Norwegian Cruise Line is putting three of its ships back in the water after a one-year pandemic hiatus, with plans to resume sailings in the Greek islands and the Caribbean in late July and August.
Meanwhile Tuesday, Gov. Albert Bryan Jr. announced that a bipartisan team of governors from five states and Puerto Rico signed on to a letter he forwarded to CDC Director Rochelle Walensky and Dr. Marcella Nunez-Smith, the St. Thomas native serving as the chairwoman of President Biden’s COVID-19 Health Equity Task Force, asking the CDC to issue updated regulations to expedite the reopening of cruise ports in the United States.
The co-signers are Governors Pedro Pierluisi of Puerto Rico, Ralph Northam of Virginia, Larry Hogan of Maryland, John Bel Edwards of Louisiana, David Ige of Hawaii and Mike Dunleavy of Alaska.
According to a statement from Government House, Bryan asked Walensky to have the CDC issue updated guidance that will help cruise lines and ports fully resume operations and open up dialogue on how the federal government can work with states and territories to make it possible for the cruise industry to generate tourism-related dollars in the affected jurisdictions.
The cruise line expects that the limited reopenings announced Tuesday will attract many Americans, even if the ships can’t stop at U.S. ports.
The company said that all passengers and crew members will need to be fully vaccinated and tested for COVID-19 before boarding.

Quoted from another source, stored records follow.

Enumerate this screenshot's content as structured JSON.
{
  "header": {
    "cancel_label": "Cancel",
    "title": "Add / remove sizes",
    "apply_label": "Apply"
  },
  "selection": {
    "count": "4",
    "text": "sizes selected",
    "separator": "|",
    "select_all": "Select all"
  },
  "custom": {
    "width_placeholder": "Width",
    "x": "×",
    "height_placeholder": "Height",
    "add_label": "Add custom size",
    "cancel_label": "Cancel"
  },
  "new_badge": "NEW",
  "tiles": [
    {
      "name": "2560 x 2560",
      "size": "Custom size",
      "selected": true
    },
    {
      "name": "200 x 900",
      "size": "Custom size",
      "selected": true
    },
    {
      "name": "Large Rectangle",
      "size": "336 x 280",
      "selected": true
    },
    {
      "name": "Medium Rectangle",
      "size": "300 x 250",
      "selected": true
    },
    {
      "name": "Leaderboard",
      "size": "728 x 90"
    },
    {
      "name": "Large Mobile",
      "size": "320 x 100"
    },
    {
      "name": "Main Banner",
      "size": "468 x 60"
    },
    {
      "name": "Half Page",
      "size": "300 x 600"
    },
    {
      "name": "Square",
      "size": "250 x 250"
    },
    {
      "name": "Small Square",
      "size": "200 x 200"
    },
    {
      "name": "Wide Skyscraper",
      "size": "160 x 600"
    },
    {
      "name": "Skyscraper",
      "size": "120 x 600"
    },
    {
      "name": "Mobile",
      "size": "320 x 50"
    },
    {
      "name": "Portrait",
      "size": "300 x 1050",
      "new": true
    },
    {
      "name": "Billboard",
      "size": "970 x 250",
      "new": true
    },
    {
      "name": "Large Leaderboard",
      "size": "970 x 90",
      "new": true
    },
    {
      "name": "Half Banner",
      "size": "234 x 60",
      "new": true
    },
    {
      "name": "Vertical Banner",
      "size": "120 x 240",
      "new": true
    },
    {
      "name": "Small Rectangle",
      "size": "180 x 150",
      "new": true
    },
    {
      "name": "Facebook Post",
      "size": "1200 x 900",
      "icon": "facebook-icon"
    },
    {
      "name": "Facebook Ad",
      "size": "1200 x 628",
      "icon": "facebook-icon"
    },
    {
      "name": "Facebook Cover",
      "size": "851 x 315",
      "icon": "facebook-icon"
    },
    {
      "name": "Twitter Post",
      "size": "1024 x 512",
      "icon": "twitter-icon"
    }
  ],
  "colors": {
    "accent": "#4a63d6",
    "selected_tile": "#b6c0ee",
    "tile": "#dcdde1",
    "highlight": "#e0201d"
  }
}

Norwegian on Tuesday canceled all July and August trips on 10 of its 17 ships that would normally visit Alaska, northern Europe and the Mediterranean.
The line will offer seven-day trips around the Greek Isles leaving from Athens starting in late July and sailings from Jamaica and the Dominican Republic on two other ships starting in August.
CEO Harry Sommer said Greece is the cruise line’s top European destination and he expects the Greek government to allow Americans to travel to the country as soon as May or June.
For its first Caribbean cruises, the company picked Montego Bay, Jamaica, and Punta Cana in the Dominican Republic for departures because of plentiful airline service from the United States.
Sommer predicted that more than 90% of the passengers will be Americans.
Cruising in U.S. waters is still barred by the Centers for Disease Control and Prevention, with no set date for a restart.
Norwegian’s Miami-based parent company pressed CDC Director Rochelle Walensky on Monday for permission to resume sailing in U.S. waters July 4. The company has not received a response.
“It will take them a few days to study this,” Sommer said in an interview. “If we don’t hear back in a week or so, we’ll reach out to them again. We’ll be patient for now.”
Sommer said his line still hopes to launch U.S. cruises this summer, perhaps to Alaska or Hawaii or from a U.S. port to Bermuda.
“The places that we’re going to, they want us to come,” he said. “We aren’t going anywhere where the governments aren’t comfortable accepting cruise passengers.”
In his letter, Gov. Bryan said, “We know the cruise industry is poised to make a comeback. Given the central role of tourism to our local and regional economies, this would be a welcome development. This of course depends on when our ports and the cruise lines can and will be able to reopen and under what conditions.”
Bryan cited the 2018 Economic Impact Analysis, which highlights the impact the cruise industry continues to have on the global economy. In the United States, the cruise industry had an economic impact of over $52.7 billion in total contributions in 2018 and marked a notable increase of over 10% since 2016, according to Government House.
Further, the statement noted that about 13 million cruise passengers worldwide embarked from ports in the United States in 2018, and they spent a record $23.96 billion those ports — a 33% increase since 2010.
“Additionally, 2018 saw a new peak in the cruise industry’s U.S. expenditures, generating 421,711 jobs across the United States and contributing more than $23.15 billion in wages and salaries, a nearly 13% increase since 2016,” Bryan said, referencing data from the Economic Impact Analysis.